• What needs to be done
Which of the lines below contain the string "border"? Pull each one out of the data.
· · · · · · ·
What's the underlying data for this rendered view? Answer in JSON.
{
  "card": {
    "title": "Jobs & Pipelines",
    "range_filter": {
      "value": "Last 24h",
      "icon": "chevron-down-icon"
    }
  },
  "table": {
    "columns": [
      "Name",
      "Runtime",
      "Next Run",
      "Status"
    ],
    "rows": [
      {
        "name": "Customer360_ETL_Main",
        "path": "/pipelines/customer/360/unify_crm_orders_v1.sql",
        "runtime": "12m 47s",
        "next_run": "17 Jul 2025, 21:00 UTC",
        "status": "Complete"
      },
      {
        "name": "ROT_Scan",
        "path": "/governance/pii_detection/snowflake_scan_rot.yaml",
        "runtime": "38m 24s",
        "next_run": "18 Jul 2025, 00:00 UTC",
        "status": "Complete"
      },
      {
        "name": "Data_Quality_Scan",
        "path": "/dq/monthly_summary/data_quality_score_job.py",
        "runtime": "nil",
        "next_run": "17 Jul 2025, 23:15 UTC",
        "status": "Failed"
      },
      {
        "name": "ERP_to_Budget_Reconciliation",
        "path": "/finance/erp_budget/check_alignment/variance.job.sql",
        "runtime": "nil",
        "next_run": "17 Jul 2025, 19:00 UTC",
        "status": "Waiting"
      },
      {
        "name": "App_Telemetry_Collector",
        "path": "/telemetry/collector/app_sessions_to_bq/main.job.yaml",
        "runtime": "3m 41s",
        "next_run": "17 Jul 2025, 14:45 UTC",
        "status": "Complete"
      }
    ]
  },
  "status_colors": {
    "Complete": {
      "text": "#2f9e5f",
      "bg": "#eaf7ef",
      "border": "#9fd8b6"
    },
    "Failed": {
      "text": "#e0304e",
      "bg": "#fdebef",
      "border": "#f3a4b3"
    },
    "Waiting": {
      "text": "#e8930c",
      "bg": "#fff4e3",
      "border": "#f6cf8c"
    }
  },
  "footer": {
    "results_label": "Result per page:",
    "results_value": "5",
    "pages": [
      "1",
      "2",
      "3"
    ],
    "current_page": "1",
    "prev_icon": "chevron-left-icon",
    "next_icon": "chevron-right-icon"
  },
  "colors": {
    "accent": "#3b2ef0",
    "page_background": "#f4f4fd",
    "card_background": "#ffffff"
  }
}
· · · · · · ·
• Solution
      "border": "#9fd8b6"
      "border": "#f3a4b3"
      "border": "#f6cf8c"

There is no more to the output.